Please note: The bulk of these databases are only accessible through the UBVU website. Go to Click in the menu on 'Collections'. Choose: Databases. Choose: ' e-Resources A-Z'. You will then be able to search for one of the following databases.

Web of Science
Database Description
PsycINFO Psychology and psychological aspects of related disciplines, such as psychiatry, medicine, nursing, sociology, pharmacology, education, ...
Cinahl Nursing and allied health disciplines.
SportDiscus Sport, human movement and fitness literature.
Eric Education and related research, documents and articles.
Pedro Physiotherapy Evidence Database; featuring trials, reviews and guidelines.
Web of Science Scientific literature on all topics
e-Resources Medicine

Grey Literature

The term grey literature "is usually understood to mean literature that is not formally published in sources such as books or journal articles" (Lefebvre et al. 2011, section Grey literature may include research reports, conference papers, dissertations and theses, clinical trials, government documents, census data, standards, patents, and other research outputs.

Grey literature has traditionally been considered somewhat difficult to locate, but it is important to consult these unpublished studies to reduce the risk of publication bias in results. Read our LibGuide "Grey literature for health sciences".

Reference: Lefebvre, C., Manheimer, E. and Glanville, J. (2011) 'Searching for studies' in Higgins, J. P. T. and Green, S., eds., Cochrane handbook for systematic reviews of interventions [online], Version 5.1.0, available: [accessed 19 Dec 2014].


Handsearching involves the page-by-page examination of relevant journal issues, conference proceedings and other publications for relevant studies. In addition, the checking of reference lists of journal articles and other documents retrieved from a search.

Why is handsearching important?

  1. Locates relevant items poorly indexed or not indexed at all. Some databases do not comprehensively index all content in journal issues, or may not index at all supplements, special issues, or conference abstracts

  2. Allows researchers to scan content quickly for relevant studies from high-impact journals

  3. Ensures that relevant studies are not overlooked. (HLWIKI Canada)

Planning your search

Tip: A roadmap for searching literature in PubMed

Tip: Grey literature for health sciences

Screenshot LG Grey Literature

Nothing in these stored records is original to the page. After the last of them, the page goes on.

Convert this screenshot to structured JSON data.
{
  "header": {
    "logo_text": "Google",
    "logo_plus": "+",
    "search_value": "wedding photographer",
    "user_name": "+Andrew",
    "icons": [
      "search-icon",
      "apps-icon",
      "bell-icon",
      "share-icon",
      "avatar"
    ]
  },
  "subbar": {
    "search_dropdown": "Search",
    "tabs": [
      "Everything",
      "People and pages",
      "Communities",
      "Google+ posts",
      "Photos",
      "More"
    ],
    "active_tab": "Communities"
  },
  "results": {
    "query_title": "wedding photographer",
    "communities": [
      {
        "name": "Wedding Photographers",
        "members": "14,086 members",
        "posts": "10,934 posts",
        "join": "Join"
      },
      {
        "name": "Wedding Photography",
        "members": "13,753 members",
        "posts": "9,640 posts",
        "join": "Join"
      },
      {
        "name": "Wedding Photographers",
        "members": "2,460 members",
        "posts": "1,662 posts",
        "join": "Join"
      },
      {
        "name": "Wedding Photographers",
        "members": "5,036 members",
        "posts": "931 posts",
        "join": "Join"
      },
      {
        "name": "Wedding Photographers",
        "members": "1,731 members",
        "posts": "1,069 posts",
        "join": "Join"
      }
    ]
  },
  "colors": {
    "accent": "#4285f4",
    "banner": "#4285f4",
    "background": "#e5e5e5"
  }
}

Tip: use citation tracking

Citation indexes track references authors include in the reference lists of their publications. They provide a means to search for and analyze the literature in a way not possible through simple keyword searching.

  • Web of Science includes the Science Citation Index; Social Sciences Citation Index; Arts & Humanities Citation Index.

  • Coverage of over 10,000 high-impact journals in the sciences, social sciences, and arts and humanities, as well as international proceedings coverage for over 120,000 conferences.